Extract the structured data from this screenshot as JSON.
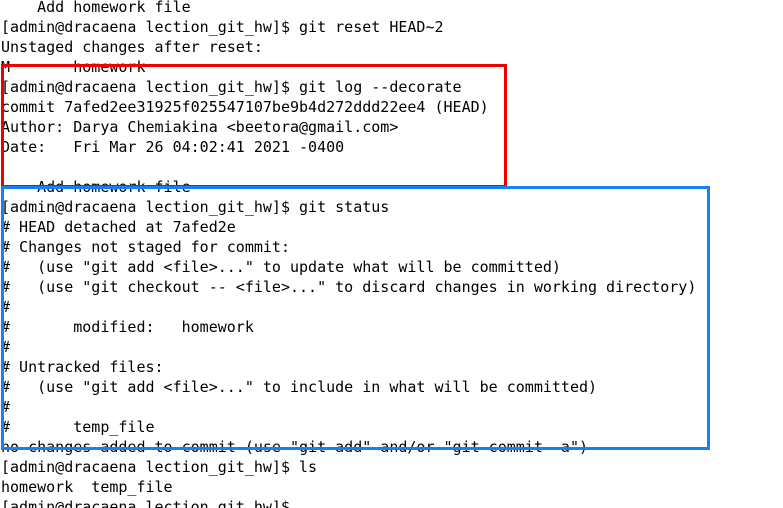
{
  "terminal": {
    "lines": [
      "    Add homework file",
      "[admin@dracaena lection_git_hw]$ git reset HEAD~2",
      "Unstaged changes after reset:",
      "M       homework",
      "[admin@dracaena lection_git_hw]$ git log --decorate",
      "commit 7afed2ee31925f025547107be9b4d272ddd22ee4 (HEAD)",
      "Author: Darya Chemiakina <beetora@gmail.com>",
      "Date:   Fri Mar 26 04:02:41 2021 -0400",
      "",
      "    Add homework file",
      "[admin@dracaena lection_git_hw]$ git status",
      "# HEAD detached at 7afed2e",
      "# Changes not staged for commit:",
      "#   (use \"git add <file>...\" to update what will be committed)",
      "#   (use \"git checkout -- <file>...\" to discard changes in working directory)",
      "#",
      "#       modified:   homework",
      "#",
      "# Untracked files:",
      "#   (use \"git add <file>...\" to include in what will be committed)",
      "#",
      "#       temp_file",
      "no changes added to commit (use \"git add\" and/or \"git commit -a\")",
      "[admin@dracaena lection_git_hw]$ ls",
      "homework  temp_file",
      "[admin@dracaena lection_git_hw]$"
    ]
  },
  "highlights": {
    "log_box_color": "#ee0000",
    "status_box_color": "#1a7ff0"
  }
}
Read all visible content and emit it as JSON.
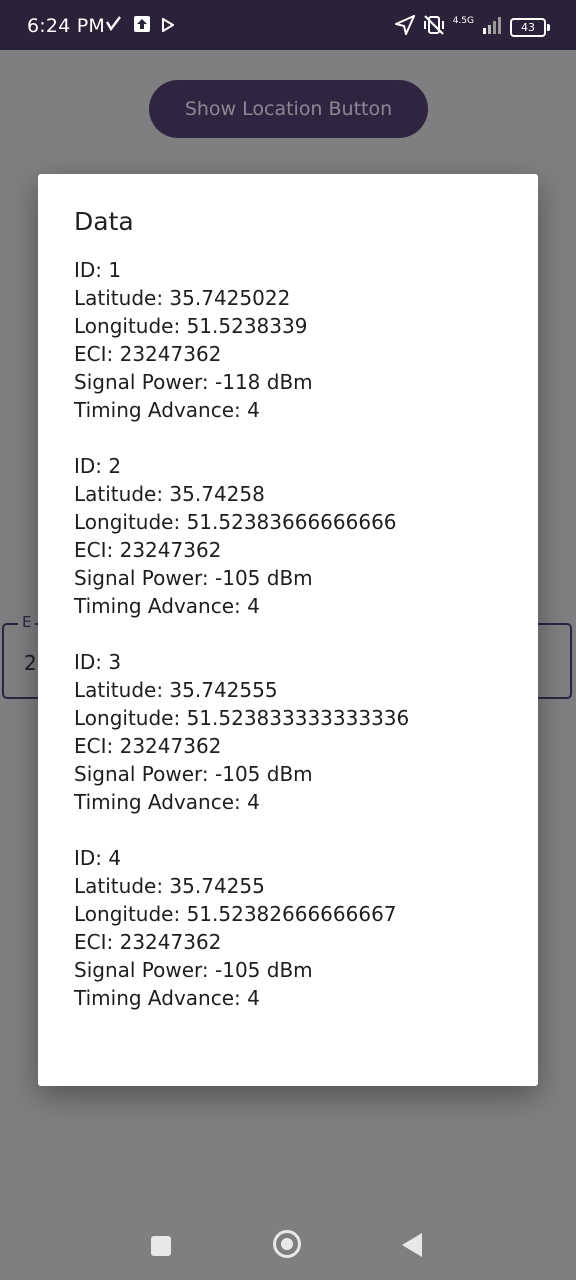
{
  "status_bar": {
    "time": "6:24 PM",
    "network_label": "4.5G",
    "battery": "43",
    "icons": [
      "check-icon",
      "upload-icon",
      "play-icon",
      "location-arrow-icon",
      "vibrate-off-icon",
      "signal-icon",
      "battery-icon"
    ]
  },
  "main": {
    "show_location_button": "Show Location Button",
    "text_field_label": "E",
    "text_field_value": "2"
  },
  "dialog": {
    "title": "Data",
    "records": [
      {
        "id": "ID: 1",
        "latitude": "Latitude: 35.7425022",
        "longitude": "Longitude: 51.5238339",
        "eci": "ECI: 23247362",
        "signal_power": "Signal Power: -118 dBm",
        "timing_advance": "Timing Advance: 4"
      },
      {
        "id": "ID: 2",
        "latitude": "Latitude: 35.74258",
        "longitude": "Longitude: 51.52383666666666",
        "eci": "ECI: 23247362",
        "signal_power": "Signal Power: -105 dBm",
        "timing_advance": "Timing Advance: 4"
      },
      {
        "id": "ID: 3",
        "latitude": "Latitude: 35.742555",
        "longitude": "Longitude: 51.523833333333336",
        "eci": "ECI: 23247362",
        "signal_power": "Signal Power: -105 dBm",
        "timing_advance": "Timing Advance: 4"
      },
      {
        "id": "ID: 4",
        "latitude": "Latitude: 35.74255",
        "longitude": "Longitude: 51.52382666666667",
        "eci": "ECI: 23247362",
        "signal_power": "Signal Power: -105 dBm",
        "timing_advance": "Timing Advance: 4"
      }
    ]
  },
  "nav_bar": {
    "buttons": [
      "recents-square-icon",
      "home-circle-icon",
      "back-triangle-icon"
    ]
  }
}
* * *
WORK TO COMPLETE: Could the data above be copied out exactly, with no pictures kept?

ANSWER SECTION:
Extract the structured data from this screenshot as JSON.
{
  "terminal": {
    "lines": [
      "    Add homework file",
      "[admin@dracaena lection_git_hw]$ git reset HEAD~2",
      "Unstaged changes after reset:",
      "M       homework",
      "[admin@dracaena lection_git_hw]$ git log --decorate",
      "commit 7afed2ee31925f025547107be9b4d272ddd22ee4 (HEAD)",
      "Author: Darya Chemiakina <beetora@gmail.com>",
      "Date:   Fri Mar 26 04:02:41 2021 -0400",
      "",
      "    Add homework file",
      "[admin@dracaena lection_git_hw]$ git status",
      "# HEAD detached at 7afed2e",
      "# Changes not staged for commit:",
      "#   (use \"git add <file>...\" to update what will be committed)",
      "#   (use \"git checkout -- <file>...\" to discard changes in working directory)",
      "#",
      "#       modified:   homework",
      "#",
      "# Untracked files:",
      "#   (use \"git add <file>...\" to include in what will be committed)",
      "#",
      "#       temp_file",
      "no changes added to commit (use \"git add\" and/or \"git commit -a\")",
      "[admin@dracaena lection_git_hw]$ ls",
      "homework  temp_file",
      "[admin@dracaena lection_git_hw]$"
    ]
  },
  "highlights": {
    "log_box_color": "#ee0000",
    "status_box_color": "#1a7ff0"
  }
}
Read all visible content and emit it as JSON.
{
  "status_bar": {
    "time": "6:24 PM",
    "network_label": "4.5G",
    "battery": "43",
    "icons": [
      "check-icon",
      "upload-icon",
      "play-icon",
      "location-arrow-icon",
      "vibrate-off-icon",
      "signal-icon",
      "battery-icon"
    ]
  },
  "main": {
    "show_location_button": "Show Location Button",
    "text_field_label": "E",
    "text_field_value": "2"
  },
  "dialog": {
    "title": "Data",
    "records": [
      {
        "id": "ID: 1",
        "latitude": "Latitude: 35.7425022",
        "longitude": "Longitude: 51.5238339",
        "eci": "ECI: 23247362",
        "signal_power": "Signal Power: -118 dBm",
        "timing_advance": "Timing Advance: 4"
      },
      {
        "id": "ID: 2",
        "latitude": "Latitude: 35.74258",
        "longitude": "Longitude: 51.52383666666666",
        "eci": "ECI: 23247362",
        "signal_power": "Signal Power: -105 dBm",
        "timing_advance": "Timing Advance: 4"
      },
      {
        "id": "ID: 3",
        "latitude": "Latitude: 35.742555",
        "longitude": "Longitude: 51.523833333333336",
        "eci": "ECI: 23247362",
        "signal_power": "Signal Power: -105 dBm",
        "timing_advance": "Timing Advance: 4"
      },
      {
        "id": "ID: 4",
        "latitude": "Latitude: 35.74255",
        "longitude": "Longitude: 51.52382666666667",
        "eci": "ECI: 23247362",
        "signal_power": "Signal Power: -105 dBm",
        "timing_advance": "Timing Advance: 4"
      }
    ]
  },
  "nav_bar": {
    "buttons": [
      "recents-square-icon",
      "home-circle-icon",
      "back-triangle-icon"
    ]
  }
}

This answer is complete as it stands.